For some time now, the standard slogan we’ve been hearing and seeing from the government of the UK has been “Stay at home. Protect the NHS. Save Lives.”
The meaning of the first part is obvious – we’re in lockdown, so we should stay at home as much as possible, only going out when necessary. There are a number of reasons given for why it might be necessary to go out – such as shopping, exercise, going to work if you can’t stop working and can’t work from home. If you look too closely, you can see loopholes and problems, but I’m not interested in that. The point is the simple message is as clear as can be – those three words on their own are perfectly clear: Stay at home.

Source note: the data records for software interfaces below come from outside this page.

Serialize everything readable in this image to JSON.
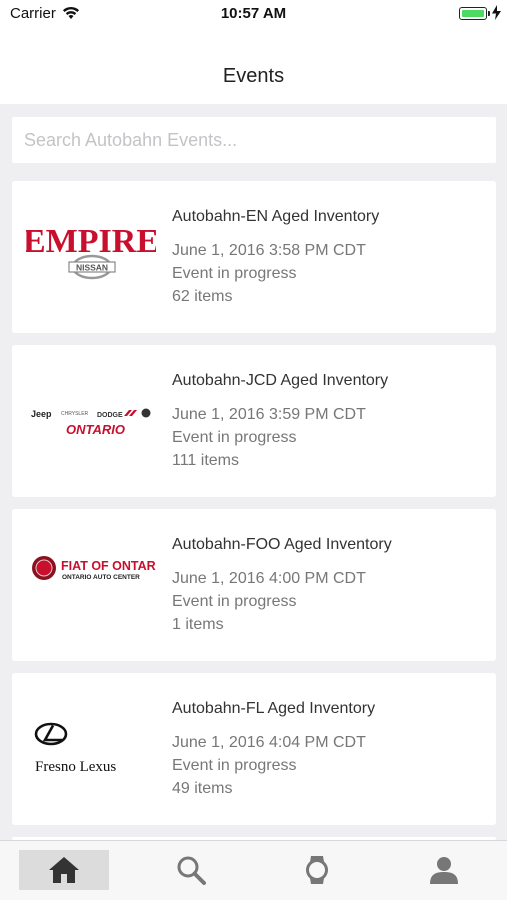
{
  "status": {
    "carrier": "Carrier",
    "time": "10:57 AM"
  },
  "header": {
    "title": "Events"
  },
  "search": {
    "placeholder": "Search Autobahn Events..."
  },
  "events": [
    {
      "title": "Autobahn-EN Aged Inventory",
      "date": "June 1, 2016 3:58 PM CDT",
      "status": "Event in progress",
      "count": "62 items",
      "logo": {
        "icon": "empire-nissan-logo",
        "text": "EMPIRE",
        "subtext": "NISSAN"
      }
    },
    {
      "title": "Autobahn-JCD Aged Inventory",
      "date": "June 1, 2016 3:59 PM CDT",
      "status": "Event in progress",
      "count": "111 items",
      "logo": {
        "icon": "jeep-chrysler-dodge-ram-ontario-logo",
        "text": "Jeep",
        "text2": "CHRYSLER",
        "text3": "DODGE",
        "subtext": "ONTARIO"
      }
    },
    {
      "title": "Autobahn-FOO Aged Inventory",
      "date": "June 1, 2016 4:00 PM CDT",
      "status": "Event in progress",
      "count": "1 items",
      "logo": {
        "icon": "fiat-of-ontario-logo",
        "text": "FIAT OF ONTARIO",
        "subtext": "ONTARIO AUTO CENTER"
      }
    },
    {
      "title": "Autobahn-FL Aged Inventory",
      "date": "June 1, 2016 4:04 PM CDT",
      "status": "Event in progress",
      "count": "49 items",
      "logo": {
        "icon": "fresno-lexus-logo",
        "text": "Fresno Lexus"
      }
    }
  ],
  "tabs": [
    {
      "name": "home",
      "icon": "home-icon",
      "active": true
    },
    {
      "name": "search",
      "icon": "search-icon",
      "active": false
    },
    {
      "name": "watch",
      "icon": "watch-icon",
      "active": false
    },
    {
      "name": "profile",
      "icon": "profile-icon",
      "active": false
    }
  ],
  "colors": {
    "brand_red": "#c8102e",
    "background": "#efeff2",
    "tab_active": "#dcdcdc"
  }
}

The second and third parts aren’t so much instructions as desired consequences of sticking to the first. If you stay at home, you’re reducing the likelihood that either you’ll get infected, or that (if you are infected) you’ll spread it to others. By reducing the spread, you’re reducing the number of potential infections, and therefore reducing the number of people that may need to be taken into hospital. You’re protecting the NHS by reducing the burden that could be put on it – and by extension, you’re reducing the number of people that could die.
Protect the NHS.

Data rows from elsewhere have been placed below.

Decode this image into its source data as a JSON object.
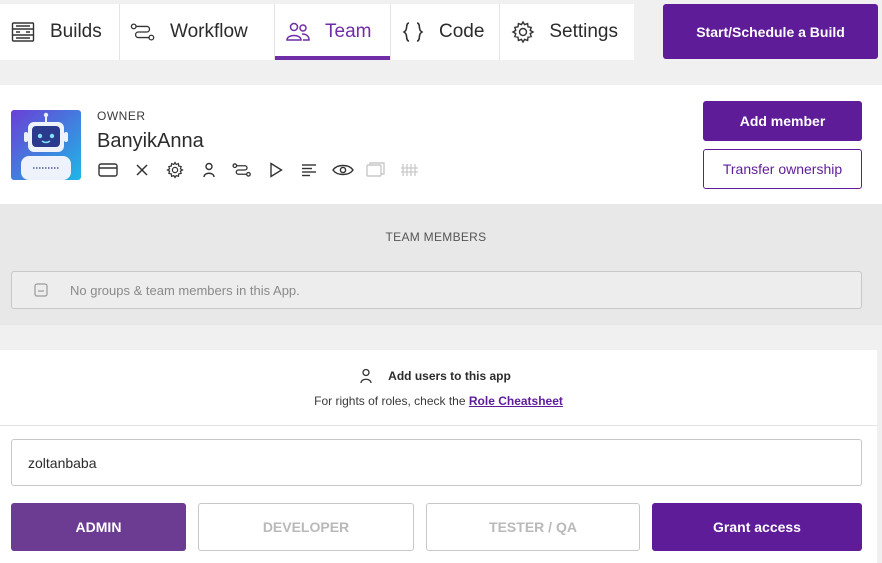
{
  "nav": {
    "tabs": [
      {
        "label": "Builds",
        "icon": "builds-icon"
      },
      {
        "label": "Workflow",
        "icon": "workflow-icon"
      },
      {
        "label": "Team",
        "icon": "team-icon",
        "active": true
      },
      {
        "label": "Code",
        "icon": "code-icon"
      },
      {
        "label": "Settings",
        "icon": "gear-icon"
      }
    ],
    "start_build_label": "Start/Schedule a Build"
  },
  "owner": {
    "role_label": "OWNER",
    "name": "BanyikAnna",
    "add_member_label": "Add member",
    "transfer_label": "Transfer ownership",
    "permission_icons": [
      "card-icon",
      "close-icon",
      "gear-icon",
      "user-icon",
      "workflow-icon",
      "play-icon",
      "list-icon",
      "eye-icon",
      "folder-icon",
      "barcode-icon"
    ]
  },
  "team_members": {
    "title": "TEAM MEMBERS",
    "empty_text": "No groups & team members in this App."
  },
  "add_users": {
    "heading": "Add users to this app",
    "sub_prefix": "For rights of roles, check the",
    "cheatsheet_link": "Role Cheatsheet",
    "input_value": "zoltanbaba",
    "roles": {
      "admin": "ADMIN",
      "developer": "DEVELOPER",
      "tester": "TESTER / QA"
    },
    "grant_label": "Grant access"
  },
  "colors": {
    "brand_purple": "#5e1c98",
    "active_role": "#6b3c91"
  }
}
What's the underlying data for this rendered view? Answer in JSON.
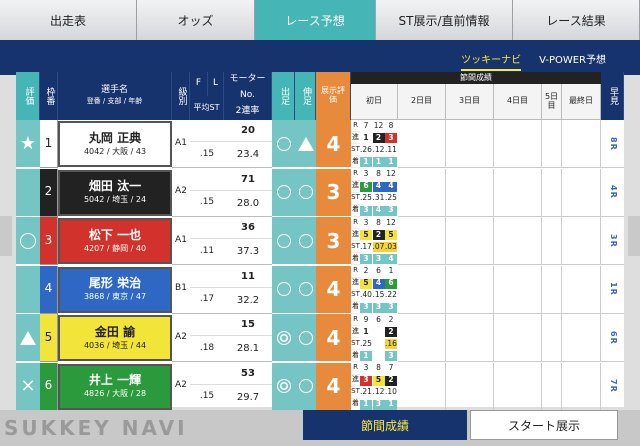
{
  "top_tabs": [
    {
      "label": "出走表"
    },
    {
      "label": "オッズ"
    },
    {
      "label": "レース予想"
    },
    {
      "label": "ST展示/直前情報"
    },
    {
      "label": "レース結果"
    }
  ],
  "sub_tabs": [
    {
      "label": "ツッキーナビ"
    },
    {
      "label": "V-POWER予想"
    }
  ],
  "headers": {
    "eval": "評価",
    "frame": "枠番",
    "name": "選手名",
    "name_sub": "登番 / 支部 / 年齢",
    "class": "級別",
    "f": "F",
    "l": "L",
    "avg_st": "平均ST",
    "motor": "モーター",
    "motor_no": "No.",
    "motor_rate": "2連率",
    "start": "出足",
    "nobi": "伸足",
    "exhibit_eval": "展示評価",
    "session": "節間成績",
    "days": [
      "初日",
      "2日目",
      "3日目",
      "4日目",
      "5日目",
      "最終日"
    ],
    "pred": "早見"
  },
  "row_labels": [
    "R",
    "進",
    "ST",
    "着"
  ],
  "racers": [
    {
      "eval": "★",
      "lane": "1",
      "name": "丸岡 正典",
      "info": "4042 / 大阪 / 43",
      "class": "A1",
      "f": "",
      "l": "",
      "avg_st": ".15",
      "motor_no": "20",
      "motor_rate": "23.4",
      "start": "○",
      "nobi": "△",
      "exhibit": "4",
      "d1": {
        "r": [
          "7",
          "12",
          "8"
        ],
        "sh": [
          "1",
          "2",
          "3"
        ],
        "st": [
          ".26",
          ".12",
          ".11"
        ],
        "fin": [
          "1",
          "1",
          "1"
        ]
      },
      "pred": "8R"
    },
    {
      "eval": "",
      "lane": "2",
      "name": "畑田 汰一",
      "info": "5042 / 埼玉 / 24",
      "class": "A2",
      "f": "",
      "l": "",
      "avg_st": ".15",
      "motor_no": "71",
      "motor_rate": "28.0",
      "start": "○",
      "nobi": "○",
      "exhibit": "3",
      "d1": {
        "r": [
          "3",
          "8",
          "12"
        ],
        "sh": [
          "6",
          "4",
          "4"
        ],
        "st": [
          ".25",
          ".31",
          ".25"
        ],
        "fin": [
          "3",
          "4",
          "3"
        ]
      },
      "pred": "4R"
    },
    {
      "eval": "○",
      "lane": "3",
      "name": "松下 一也",
      "info": "4207 / 静岡 / 40",
      "class": "A1",
      "f": "",
      "l": "",
      "avg_st": ".11",
      "motor_no": "36",
      "motor_rate": "37.3",
      "start": "○",
      "nobi": "○",
      "exhibit": "3",
      "d1": {
        "r": [
          "3",
          "8",
          "12"
        ],
        "sh": [
          "5",
          "2",
          "5"
        ],
        "st": [
          ".17",
          ".07",
          ".03"
        ],
        "fin": [
          "3",
          "3",
          "4"
        ]
      },
      "pred": "3R"
    },
    {
      "eval": "",
      "lane": "4",
      "name": "尾形 栄治",
      "info": "3868 / 東京 / 47",
      "class": "B1",
      "f": "",
      "l": "",
      "avg_st": ".17",
      "motor_no": "11",
      "motor_rate": "32.2",
      "start": "○",
      "nobi": "○",
      "exhibit": "4",
      "d1": {
        "r": [
          "2",
          "6",
          "1"
        ],
        "sh": [
          "5",
          "4",
          "6"
        ],
        "st": [
          ".40",
          ".15",
          ".22"
        ],
        "fin": [
          "3",
          "3",
          "3"
        ]
      },
      "pred": "1R"
    },
    {
      "eval": "△",
      "lane": "5",
      "name": "金田 諭",
      "info": "4036 / 埼玉 / 44",
      "class": "A2",
      "f": "",
      "l": "",
      "avg_st": ".18",
      "motor_no": "15",
      "motor_rate": "28.1",
      "start": "◎",
      "nobi": "○",
      "exhibit": "4",
      "d1": {
        "r": [
          "9",
          "6",
          "2"
        ],
        "sh": [
          "1",
          "",
          "2"
        ],
        "st": [
          ".25",
          "",
          ".16"
        ],
        "fin": [
          "1",
          "",
          "3"
        ]
      },
      "pred": "6R"
    },
    {
      "eval": "×",
      "lane": "6",
      "name": "井上 一輝",
      "info": "4826 / 大阪 / 28",
      "class": "A2",
      "f": "",
      "l": "",
      "avg_st": ".15",
      "motor_no": "53",
      "motor_rate": "29.7",
      "start": "◎",
      "nobi": "○",
      "exhibit": "4",
      "d1": {
        "r": [
          "3",
          "8",
          "7"
        ],
        "sh": [
          "3",
          "5",
          "2"
        ],
        "st": [
          ".21",
          ".12",
          ".10"
        ],
        "fin": [
          "1",
          "3",
          "1"
        ]
      },
      "pred": "7R"
    }
  ],
  "footer": {
    "logo": "SUKKEY NAVI",
    "session": "節間成績",
    "start": "スタート展示"
  },
  "colors": {
    "navy": "#17336e",
    "teal": "#45b6b5",
    "orange": "#e88a3c",
    "lane1": "#ffffff",
    "lane2": "#222222",
    "lane3": "#d1322b",
    "lane4": "#2f67c4",
    "lane5": "#f3e43a",
    "lane6": "#2a9a3c"
  }
}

Simple. To the point.
How its presented to us in signage varies; this is one I’ve just grabbed from GOV.UK for example:
Over the last few days, there has been talk of a possible lifting of the lockdown to some degree (which may have led people to pre-empt to what degree that will be, and could itself cost lives) – and this morning I saw the new slogan, set to replace that one. This is the equivalent sign to the one above, now appearing in the press and online – and which we are therefore expecting to see when the Prime Minister, Boris Johnson, gives a press briefing this evening.
In fact, I’ve just spotted a tweet from Johnson himself that includes the slogan in the accompanying image. There are some amusing – and very apposite – versions given in the replies – my favourite being “Be vague. Cover our backs. Shirk responsibility.” But back to the new slogan itself:
Control the virus.
It seems I’m not alone when I say that I don’t consider that to be in the slightest bit clear and to the point. MP Robert Jenrick was on the Andrew Marr Show this morning, and he explained the first part thus:
“Stay alert by staying home as much as possible, but stay alert when you do go out by maintaining social distancing, washing your hands, respecting others at work.”Robert Jenrick, on the Andrew Marr Show, 10th May, 2020.
I may need to get a new dictionary (in fact I do because mine is a tattered and torn copy of a Collins School Dictionary that I didn’t return when I left school in the mid 1980s!) but I can’t quite get how doing anything he says will enable me to ‘stay alert’. This is what said dictionary gives as the meaning of alert:
Will staying home keep me watchful or brisk? I can be brisk when I go out, of course – that means to be quick and active – but apparently we must stay alert when we go out by maintaining social distancing. If anything, I’ve found maintaining social distancing when I have to go out actually slows me down; waiting at a suitable distance in a queue outside of a shop, for example, with people only being let in gradually, as others exit – nothing brisk about that! Handwashing hardly fits the ‘watchful’ part of the definition, and as for brisk, we’re supposed to be washing them properly, and for at least twenty seconds, not quickly. And then there’s “respecting others at work” – I can’t even begin to see how that corresponds with staying alert. Does it mean I can’t take the mickey when people say or do something silly? How will that help, exactly?
So the first part of the slogan seems to be pretty meaningless. What about the second part – “Control the virus”? The bottom line is that the virus itself can’t be controlled – so that makes no sense right off the bat. What we can try to do is control or limit the way the virus spreads, and the number of people who therefore get infected.
The third part, of course, is the ultimate goal – that’s fine.
So if the new message is being introduced as part of a limited lifting of the lockdown, I think it would make more sense as:
Keep your distance.
Limit the spread.
A part of the problem is that the current government is made up largely of people who were involved in the campaign to leave the European Union – and coming up with slogans is about all they’re good for. And now they’ve shown they aren’t even all they’re cracked up to be when it comes to slogans.